AIM OF THE EXERCISE: Set every entry down again, unchanged, picture-free.

DATA FOR ANALYSIS:
○ ○ ○ ○

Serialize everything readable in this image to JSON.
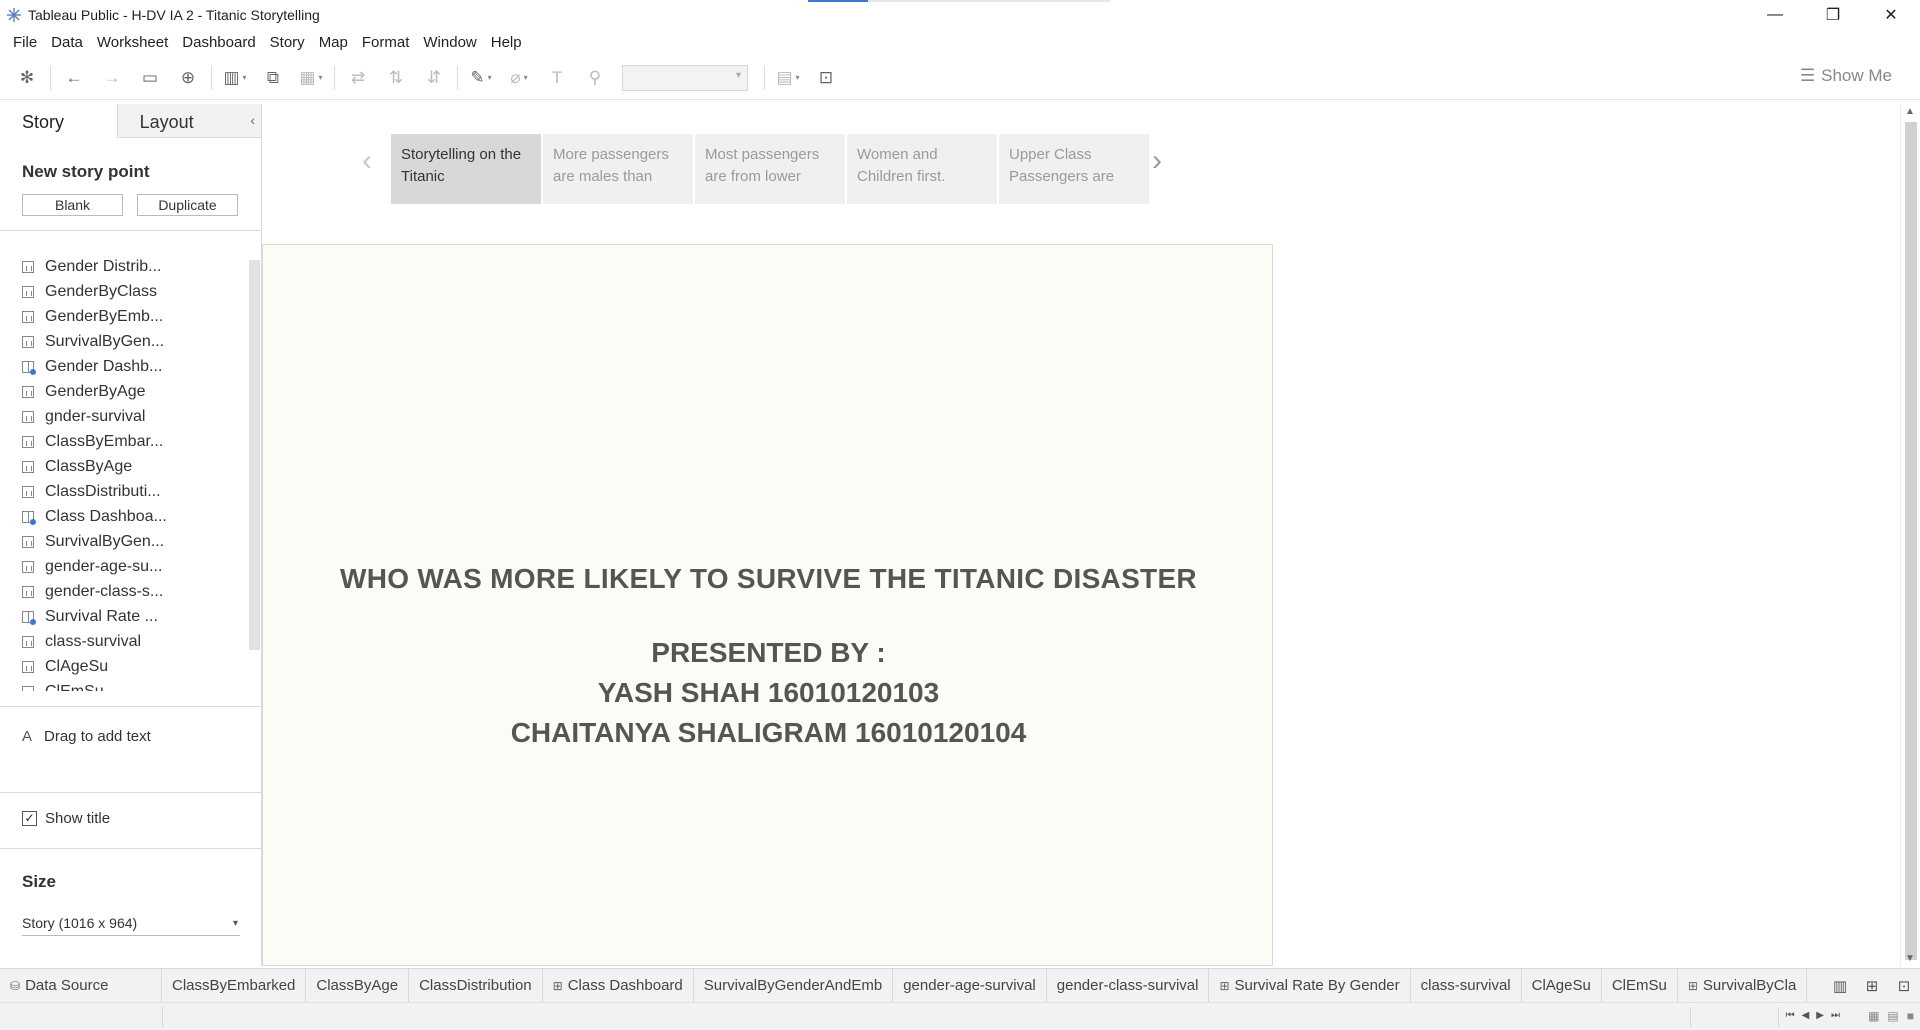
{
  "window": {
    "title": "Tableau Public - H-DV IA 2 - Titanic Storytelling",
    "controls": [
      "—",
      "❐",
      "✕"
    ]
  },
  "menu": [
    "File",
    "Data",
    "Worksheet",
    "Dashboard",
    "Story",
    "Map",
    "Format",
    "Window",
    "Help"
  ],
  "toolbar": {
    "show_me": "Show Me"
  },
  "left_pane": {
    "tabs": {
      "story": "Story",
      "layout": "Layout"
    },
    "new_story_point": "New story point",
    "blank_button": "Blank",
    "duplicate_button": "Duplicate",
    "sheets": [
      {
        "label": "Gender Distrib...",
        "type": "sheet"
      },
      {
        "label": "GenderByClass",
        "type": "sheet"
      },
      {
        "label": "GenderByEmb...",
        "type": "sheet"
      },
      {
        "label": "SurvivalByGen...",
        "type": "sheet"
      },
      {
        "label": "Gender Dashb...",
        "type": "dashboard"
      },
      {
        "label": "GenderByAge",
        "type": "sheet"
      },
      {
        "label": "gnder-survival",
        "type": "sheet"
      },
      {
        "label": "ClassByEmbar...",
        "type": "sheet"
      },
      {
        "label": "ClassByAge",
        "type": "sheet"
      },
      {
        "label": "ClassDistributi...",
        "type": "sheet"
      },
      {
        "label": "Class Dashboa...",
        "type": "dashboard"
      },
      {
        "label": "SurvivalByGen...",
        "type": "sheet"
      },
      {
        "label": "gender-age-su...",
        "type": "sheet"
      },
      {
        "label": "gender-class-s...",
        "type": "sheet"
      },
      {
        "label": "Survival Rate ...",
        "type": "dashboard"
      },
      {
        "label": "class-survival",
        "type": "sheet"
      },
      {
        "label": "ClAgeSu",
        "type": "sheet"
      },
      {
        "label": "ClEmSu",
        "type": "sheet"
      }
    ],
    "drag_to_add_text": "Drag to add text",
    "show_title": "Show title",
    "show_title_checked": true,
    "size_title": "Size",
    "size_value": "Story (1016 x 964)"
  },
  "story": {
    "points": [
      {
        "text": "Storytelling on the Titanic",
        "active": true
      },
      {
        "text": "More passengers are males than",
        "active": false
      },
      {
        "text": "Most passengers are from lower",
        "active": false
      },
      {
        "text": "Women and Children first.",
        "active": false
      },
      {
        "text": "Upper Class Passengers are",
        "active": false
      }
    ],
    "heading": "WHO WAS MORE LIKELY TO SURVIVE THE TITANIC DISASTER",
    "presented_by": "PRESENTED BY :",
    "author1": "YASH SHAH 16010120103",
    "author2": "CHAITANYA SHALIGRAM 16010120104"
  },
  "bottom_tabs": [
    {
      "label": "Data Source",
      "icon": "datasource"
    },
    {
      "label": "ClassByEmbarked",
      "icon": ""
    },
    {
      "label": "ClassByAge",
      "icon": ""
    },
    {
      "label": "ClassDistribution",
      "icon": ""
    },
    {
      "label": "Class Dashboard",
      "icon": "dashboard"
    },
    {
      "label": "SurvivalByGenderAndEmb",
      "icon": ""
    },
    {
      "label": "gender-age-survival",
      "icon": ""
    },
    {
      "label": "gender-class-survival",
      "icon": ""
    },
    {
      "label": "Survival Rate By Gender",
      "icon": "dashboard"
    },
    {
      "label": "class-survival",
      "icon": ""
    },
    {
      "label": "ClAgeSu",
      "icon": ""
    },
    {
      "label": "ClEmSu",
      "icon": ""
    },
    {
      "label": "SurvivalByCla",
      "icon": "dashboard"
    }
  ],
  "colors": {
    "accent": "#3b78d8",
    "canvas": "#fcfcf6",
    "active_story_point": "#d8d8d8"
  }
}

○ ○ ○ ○

RESPONSE TO THE EXERCISE:
Serialize everything readable in this image to JSON.
{
  "window": {
    "title": "Tableau Public - H-DV IA 2 - Titanic Storytelling",
    "controls": [
      "—",
      "❐",
      "✕"
    ]
  },
  "menu": [
    "File",
    "Data",
    "Worksheet",
    "Dashboard",
    "Story",
    "Map",
    "Format",
    "Window",
    "Help"
  ],
  "toolbar": {
    "show_me": "Show Me"
  },
  "left_pane": {
    "tabs": {
      "story": "Story",
      "layout": "Layout"
    },
    "new_story_point": "New story point",
    "blank_button": "Blank",
    "duplicate_button": "Duplicate",
    "sheets": [
      {
        "label": "Gender Distrib...",
        "type": "sheet"
      },
      {
        "label": "GenderByClass",
        "type": "sheet"
      },
      {
        "label": "GenderByEmb...",
        "type": "sheet"
      },
      {
        "label": "SurvivalByGen...",
        "type": "sheet"
      },
      {
        "label": "Gender Dashb...",
        "type": "dashboard"
      },
      {
        "label": "GenderByAge",
        "type": "sheet"
      },
      {
        "label": "gnder-survival",
        "type": "sheet"
      },
      {
        "label": "ClassByEmbar...",
        "type": "sheet"
      },
      {
        "label": "ClassByAge",
        "type": "sheet"
      },
      {
        "label": "ClassDistributi...",
        "type": "sheet"
      },
      {
        "label": "Class Dashboa...",
        "type": "dashboard"
      },
      {
        "label": "SurvivalByGen...",
        "type": "sheet"
      },
      {
        "label": "gender-age-su...",
        "type": "sheet"
      },
      {
        "label": "gender-class-s...",
        "type": "sheet"
      },
      {
        "label": "Survival Rate ...",
        "type": "dashboard"
      },
      {
        "label": "class-survival",
        "type": "sheet"
      },
      {
        "label": "ClAgeSu",
        "type": "sheet"
      },
      {
        "label": "ClEmSu",
        "type": "sheet"
      }
    ],
    "drag_to_add_text": "Drag to add text",
    "show_title": "Show title",
    "show_title_checked": true,
    "size_title": "Size",
    "size_value": "Story (1016 x 964)"
  },
  "story": {
    "points": [
      {
        "text": "Storytelling on the Titanic",
        "active": true
      },
      {
        "text": "More passengers are males than",
        "active": false
      },
      {
        "text": "Most passengers are from lower",
        "active": false
      },
      {
        "text": "Women and Children first.",
        "active": false
      },
      {
        "text": "Upper Class Passengers are",
        "active": false
      }
    ],
    "heading": "WHO WAS MORE LIKELY TO SURVIVE THE TITANIC DISASTER",
    "presented_by": "PRESENTED BY :",
    "author1": "YASH SHAH 16010120103",
    "author2": "CHAITANYA SHALIGRAM 16010120104"
  },
  "bottom_tabs": [
    {
      "label": "Data Source",
      "icon": "datasource"
    },
    {
      "label": "ClassByEmbarked",
      "icon": ""
    },
    {
      "label": "ClassByAge",
      "icon": ""
    },
    {
      "label": "ClassDistribution",
      "icon": ""
    },
    {
      "label": "Class Dashboard",
      "icon": "dashboard"
    },
    {
      "label": "SurvivalByGenderAndEmb",
      "icon": ""
    },
    {
      "label": "gender-age-survival",
      "icon": ""
    },
    {
      "label": "gender-class-survival",
      "icon": ""
    },
    {
      "label": "Survival Rate By Gender",
      "icon": "dashboard"
    },
    {
      "label": "class-survival",
      "icon": ""
    },
    {
      "label": "ClAgeSu",
      "icon": ""
    },
    {
      "label": "ClEmSu",
      "icon": ""
    },
    {
      "label": "SurvivalByCla",
      "icon": "dashboard"
    }
  ],
  "colors": {
    "accent": "#3b78d8",
    "canvas": "#fcfcf6",
    "active_story_point": "#d8d8d8"
  }
}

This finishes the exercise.